Time: TBD; based on student availability

Location: TBD

Other winter courses

WFC 230. Advanced Physiological Ecology of Wildlife. Instructor: Paulina Gonzalez-Gomez.  

CRN: 44030

Time: Tuesdays and Thursdays from 1:40-3pm

Location: TBD

Fall Quarter 2021


ECL 200AN. Principles of Ecology. Instructor: Fernanda Valdovinos,

Time: Mondays and Wednesdays from 10:00-11:50am

Section A01: Thursdays, 10:00-10:50am; CRN 29835

Section A02: Thursdays, 11:00-11:50am; CRN 29836

Section A03: Thursdays, 12:10-1:00pm; CRN 29837

Location: Olson 205 (MW lecture); Wickson 2120B (Thursday discussions)

Note: this course is restricted to graduate students only.

ECL 245. Climate Change & Water. Instructors: Erwan Monier,, and Mark Lubell,

CRN: 29844

Time: Tuesdays and Thursdays from 11:30am-1:00pm

Location: Wellman 7

Note: cross-listed with HYD 245 and ATM 245

ECL 271. Ecology Research. Instructor: Tom Schoener, twschoener@ucdavis.eduClick here for more information.

CRN: 29845

Time: Wednesday, 12:10-1:00pm

Location: Storer 2342

ECL 296. Seminar. Instructor Jeffrey Ross-Ibarra,

CRN: 29919

Time: Thursdays at 4:10pm.

Location: Young 198

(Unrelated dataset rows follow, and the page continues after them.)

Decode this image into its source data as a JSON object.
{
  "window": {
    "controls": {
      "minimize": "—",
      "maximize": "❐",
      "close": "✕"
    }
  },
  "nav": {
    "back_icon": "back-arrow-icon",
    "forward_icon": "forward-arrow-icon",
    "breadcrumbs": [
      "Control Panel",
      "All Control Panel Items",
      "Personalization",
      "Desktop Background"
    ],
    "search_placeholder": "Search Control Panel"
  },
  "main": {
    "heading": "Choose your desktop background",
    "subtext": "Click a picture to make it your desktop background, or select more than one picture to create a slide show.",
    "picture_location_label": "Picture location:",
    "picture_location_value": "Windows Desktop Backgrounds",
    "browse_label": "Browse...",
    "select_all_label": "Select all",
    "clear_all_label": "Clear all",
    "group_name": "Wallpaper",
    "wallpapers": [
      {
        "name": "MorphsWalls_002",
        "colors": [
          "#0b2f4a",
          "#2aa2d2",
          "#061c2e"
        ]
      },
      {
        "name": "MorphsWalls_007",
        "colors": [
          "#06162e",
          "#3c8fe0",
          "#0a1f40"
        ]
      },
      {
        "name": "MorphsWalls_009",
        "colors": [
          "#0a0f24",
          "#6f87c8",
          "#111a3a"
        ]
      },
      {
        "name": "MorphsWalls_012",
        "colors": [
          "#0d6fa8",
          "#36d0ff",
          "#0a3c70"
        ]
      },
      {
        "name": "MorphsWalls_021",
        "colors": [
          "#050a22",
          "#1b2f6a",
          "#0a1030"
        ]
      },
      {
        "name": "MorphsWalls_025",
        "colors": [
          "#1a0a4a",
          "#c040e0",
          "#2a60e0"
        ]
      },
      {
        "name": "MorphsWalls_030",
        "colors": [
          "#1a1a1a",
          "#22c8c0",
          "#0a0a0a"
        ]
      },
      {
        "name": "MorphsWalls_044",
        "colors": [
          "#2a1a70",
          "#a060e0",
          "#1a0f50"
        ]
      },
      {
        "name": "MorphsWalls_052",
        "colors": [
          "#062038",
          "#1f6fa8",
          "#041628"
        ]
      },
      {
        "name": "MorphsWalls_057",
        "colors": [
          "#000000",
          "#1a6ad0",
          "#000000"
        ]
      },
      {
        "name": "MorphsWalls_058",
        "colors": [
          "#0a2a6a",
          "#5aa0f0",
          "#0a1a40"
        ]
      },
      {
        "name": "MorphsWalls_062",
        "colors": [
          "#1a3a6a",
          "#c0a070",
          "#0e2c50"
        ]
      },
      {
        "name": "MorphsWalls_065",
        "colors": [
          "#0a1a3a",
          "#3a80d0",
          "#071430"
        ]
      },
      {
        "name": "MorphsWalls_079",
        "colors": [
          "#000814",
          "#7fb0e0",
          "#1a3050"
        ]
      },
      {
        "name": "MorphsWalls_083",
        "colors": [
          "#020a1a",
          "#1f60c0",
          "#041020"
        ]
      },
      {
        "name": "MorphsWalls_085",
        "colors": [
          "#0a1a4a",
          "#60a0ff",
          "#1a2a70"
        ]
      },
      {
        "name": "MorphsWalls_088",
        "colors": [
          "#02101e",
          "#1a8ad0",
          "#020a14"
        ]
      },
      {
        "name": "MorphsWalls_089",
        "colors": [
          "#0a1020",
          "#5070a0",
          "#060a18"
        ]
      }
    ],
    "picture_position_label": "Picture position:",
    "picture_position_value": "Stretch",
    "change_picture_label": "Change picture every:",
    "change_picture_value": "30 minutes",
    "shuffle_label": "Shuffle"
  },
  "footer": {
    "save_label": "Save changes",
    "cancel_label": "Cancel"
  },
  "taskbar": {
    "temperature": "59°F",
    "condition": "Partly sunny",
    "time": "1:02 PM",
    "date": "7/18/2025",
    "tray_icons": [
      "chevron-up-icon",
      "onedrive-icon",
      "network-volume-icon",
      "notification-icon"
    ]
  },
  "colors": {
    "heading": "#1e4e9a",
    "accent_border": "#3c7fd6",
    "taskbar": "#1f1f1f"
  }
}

Speaker schedule: Click here.

ECL 298. R Davis. Instructor: Tyler Scott,

CRN: please contact GGE coordinator 

Time: Thursdays, 2:10-4:00pm

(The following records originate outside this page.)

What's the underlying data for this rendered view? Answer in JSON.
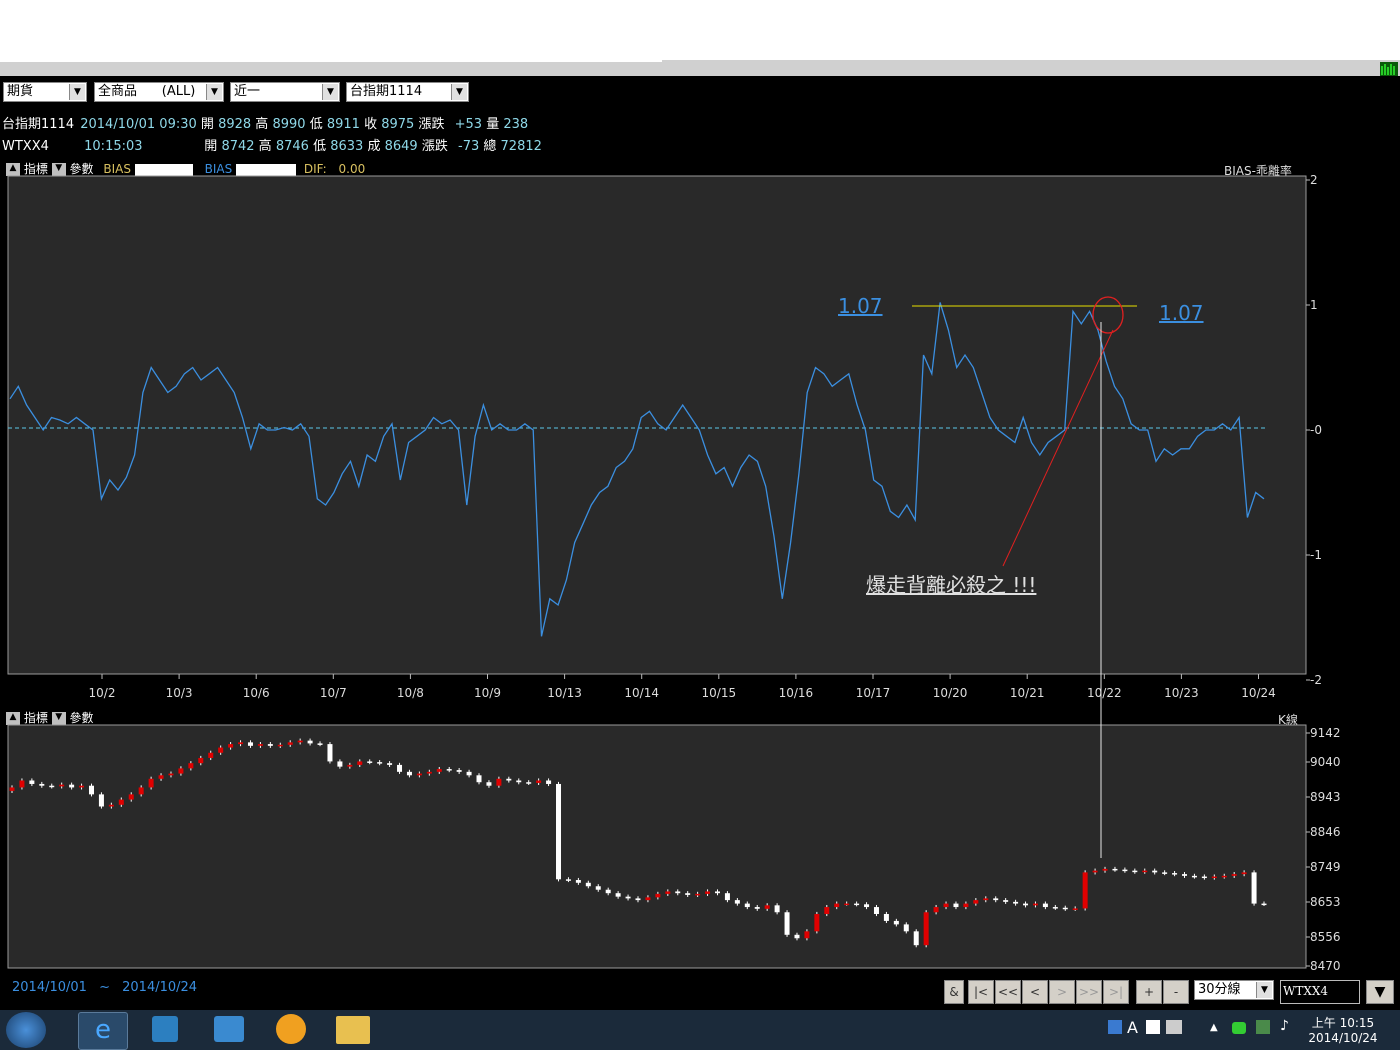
{
  "toolbar": {
    "selects": [
      "期貨",
      "全商品      (ALL)",
      "近一",
      "台指期1114"
    ]
  },
  "quotes": {
    "row1": {
      "name": "台指期1114",
      "datetime": "2014/10/01 09:30",
      "open_label": "開",
      "open": "8928",
      "high_label": "高",
      "high": "8990",
      "low_label": "低",
      "low": "8911",
      "close_label": "收",
      "close": "8975",
      "chg_label": "漲跌",
      "chg": "+53",
      "vol_label": "量",
      "vol": "238"
    },
    "row2": {
      "name": "WTXX4",
      "time": "10:15:03",
      "open_label": "開",
      "open": "8742",
      "high_label": "高",
      "high": "8746",
      "low_label": "低",
      "low": "8633",
      "close_label": "成",
      "close": "8649",
      "chg_label": "漲跌",
      "chg": "-73",
      "total_label": "總",
      "total": "72812"
    }
  },
  "panel1": {
    "indicator_label": "指標",
    "param_label": "參數",
    "bias_label_1": "BIAS",
    "bias_label_2": "BIAS",
    "dif_label": "DIF:",
    "dif_value": "0.00",
    "title": "BIAS-乖離率"
  },
  "panel2": {
    "indicator_label": "指標",
    "param_label": "參數",
    "title": "K線"
  },
  "annotations": {
    "left_value": "1.07",
    "right_value": "1.07",
    "note": "爆走背離必殺之 !!!"
  },
  "footer": {
    "date_from": "2014/10/01",
    "tilde": "~",
    "date_to": "2014/10/24",
    "buttons": [
      "&",
      "|<",
      "<<",
      "<",
      ">",
      ">>",
      ">|",
      "+",
      "-"
    ],
    "interval": "30分線",
    "symbol": "WTXX4"
  },
  "taskbar": {
    "time": "上午 10:15",
    "date": "2014/10/24"
  },
  "colors": {
    "bias_line": "#3b8fe0",
    "up_candle": "#e00000",
    "down_candle": "#ffffff",
    "accent_yellow": "#e8e000",
    "quote_cyan": "#8fd8e8"
  },
  "chart_data": [
    {
      "type": "line",
      "title": "BIAS-乖離率",
      "categories": [
        "10/2",
        "10/3",
        "10/6",
        "10/7",
        "10/8",
        "10/9",
        "10/13",
        "10/14",
        "10/15",
        "10/16",
        "10/17",
        "10/20",
        "10/21",
        "10/22",
        "10/23",
        "10/24"
      ],
      "ylim": [
        -2,
        2
      ],
      "yticks": [
        "2",
        "1",
        "-0",
        "-1",
        "-2"
      ],
      "series": [
        {
          "values": [
            0.25,
            0.35,
            0.2,
            0.1,
            0.0,
            0.1,
            0.08,
            0.05,
            0.1,
            0.05,
            0.0,
            -0.55,
            -0.4,
            -0.48,
            -0.38,
            -0.2,
            0.3,
            0.5,
            0.4,
            0.3,
            0.35,
            0.45,
            0.5,
            0.4,
            0.45,
            0.5,
            0.4,
            0.3,
            0.1,
            -0.15,
            0.05,
            0.0,
            0.0,
            0.02,
            0.0,
            0.05,
            -0.05,
            -0.55,
            -0.6,
            -0.5,
            -0.35,
            -0.25,
            -0.45,
            -0.2,
            -0.25,
            -0.05,
            0.05,
            -0.4,
            -0.1,
            -0.05,
            0.0,
            0.1,
            0.05,
            0.08,
            0.0,
            -0.6,
            -0.05,
            0.2,
            0.0,
            0.05,
            0.0,
            0.0,
            0.05,
            0.0,
            -1.65,
            -1.35,
            -1.4,
            -1.2,
            -0.9,
            -0.75,
            -0.6,
            -0.5,
            -0.45,
            -0.3,
            -0.25,
            -0.15,
            0.1,
            0.15,
            0.05,
            0.0,
            0.1,
            0.2,
            0.1,
            0.0,
            -0.2,
            -0.35,
            -0.3,
            -0.45,
            -0.3,
            -0.2,
            -0.25,
            -0.45,
            -0.85,
            -1.35,
            -0.9,
            -0.35,
            0.3,
            0.5,
            0.45,
            0.35,
            0.4,
            0.45,
            0.2,
            0.0,
            -0.4,
            -0.45,
            -0.65,
            -0.7,
            -0.6,
            -0.72,
            0.6,
            0.45,
            1.02,
            0.8,
            0.5,
            0.6,
            0.5,
            0.3,
            0.1,
            0.0,
            -0.05,
            -0.1,
            0.1,
            -0.1,
            -0.2,
            -0.1,
            -0.05,
            0.0,
            0.95,
            0.85,
            0.95,
            0.8,
            0.55,
            0.35,
            0.25,
            0.05,
            0.0,
            0.0,
            -0.25,
            -0.15,
            -0.2,
            -0.15,
            -0.15,
            -0.05,
            0.0,
            0.0,
            0.05,
            0.0,
            0.1,
            -0.7,
            -0.5,
            -0.55
          ]
        }
      ]
    },
    {
      "type": "candlestick",
      "title": "K線",
      "yticks": [
        "9142",
        "9040",
        "8943",
        "8846",
        "8749",
        "8653",
        "8556",
        "8470"
      ],
      "ylim": [
        8470,
        9142
      ],
      "close_values": [
        8985,
        9005,
        8995,
        8990,
        8988,
        8993,
        8985,
        8990,
        8965,
        8930,
        8935,
        8950,
        8965,
        8985,
        9010,
        9020,
        9025,
        9040,
        9055,
        9070,
        9085,
        9100,
        9110,
        9115,
        9105,
        9110,
        9105,
        9108,
        9115,
        9120,
        9112,
        9110,
        9060,
        9045,
        9050,
        9060,
        9058,
        9055,
        9050,
        9030,
        9020,
        9025,
        9030,
        9038,
        9035,
        9030,
        9020,
        9000,
        8990,
        9010,
        9005,
        9000,
        8998,
        9005,
        8995,
        8720,
        8718,
        8710,
        8700,
        8690,
        8680,
        8670,
        8665,
        8660,
        8668,
        8678,
        8685,
        8680,
        8675,
        8678,
        8685,
        8680,
        8660,
        8650,
        8640,
        8635,
        8645,
        8625,
        8560,
        8550,
        8570,
        8620,
        8640,
        8650,
        8650,
        8648,
        8640,
        8620,
        8600,
        8590,
        8570,
        8530,
        8625,
        8640,
        8650,
        8640,
        8650,
        8660,
        8665,
        8660,
        8655,
        8650,
        8645,
        8650,
        8640,
        8638,
        8635,
        8636,
        8740,
        8745,
        8750,
        8748,
        8745,
        8742,
        8745,
        8740,
        8738,
        8735,
        8730,
        8728,
        8725,
        8728,
        8730,
        8735,
        8740,
        8650,
        8649
      ]
    }
  ]
}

Location: Shields 360

Note: this course is restricted to graduate students only.

ECL 298 (2 units). Casual Chain. Instructor: James Sanchirico, jsanchirico@ucdavis.eduClick here for more information.

CRN: 29929

Time: Thursdays, 1:10-3:00pm

Location: Wickson 2120B

ECL 298. GRFP NSF Grant Writing. Instructor: Steve Sadro, Click here for more information.  

CRN: 29927

Time: Sept. 13 at 10am (see flyer for specifics); Tuesdays 12:00-2:00pm

Location: Zoom (see flyer for specifics)


ECL 290s. Participatory seminars

290s will be listed here as they are announced.

Ecological Networks. Instructors: Fernanda Valdovinos and Becca Nelson. Click here for more information.

Description: This is a graduate-level seminar (1-unit) focused on discussion of topics related to structure and dynamics of species interaction networks. We will meet weekly to discuss two journal articles. Some topics will include: How do we analyze mutualistic networks? How do hybrid mutualist-antagonist networks contribute to our understanding of ecological communities? In what ways can trait and behavioral information be integrated into ecological networks? How can networks inform conservation efforts? How does anthropogenic global change affect the structure and dynamics of species interaction networks?

CRN: 29847

Time: Mondays, 2:10-3:00pm

Location: Wickson 2120B

Wild Energy Seminar - Energy and the Environment in Transition. 1 unit. Instructor: Rebecca Hernandez. Click here for more information.

Description: For both ecologists and energy scientists framed around pressing topics at the interface between energy and the environment. Engage with impactful research activities on energy and its interaction with Earth’s resources and species and how these interactions may link to climate change mitigation, protection of biodiversity, and other socio-ecological goals. Weekly speakers.

CRN: 29848

Time: Wednesdays, 12-1:00pm

Location: Zoom

Best Practices for Project Management in Ecology. 1 unit. Instructor: Steven Sadro, MJ Farruggia and Dave Ayers. Click here for more information.

Description: Are you feeling overwhelmed managing one or more research projects? Do you wonder how some people do this with astounding efficiency? Chances are they rely on a series of good practices, organizational structures, and software tools. It’s likely that you incorporate some, but perhaps not all, of these tricks-of-the-trade. This 290 is designed to facilitate a series of weekly student discussions where we can all learn from each other and ultimately achieve effective and efficient project management. Potential topics include database design and management, reference management, file path design, version control, and code organization.

CRN: 29849

Time: TBD

Location: Zoom


Other fall courses

WFC 298. Sustainable Oceans: Natural and Human Systems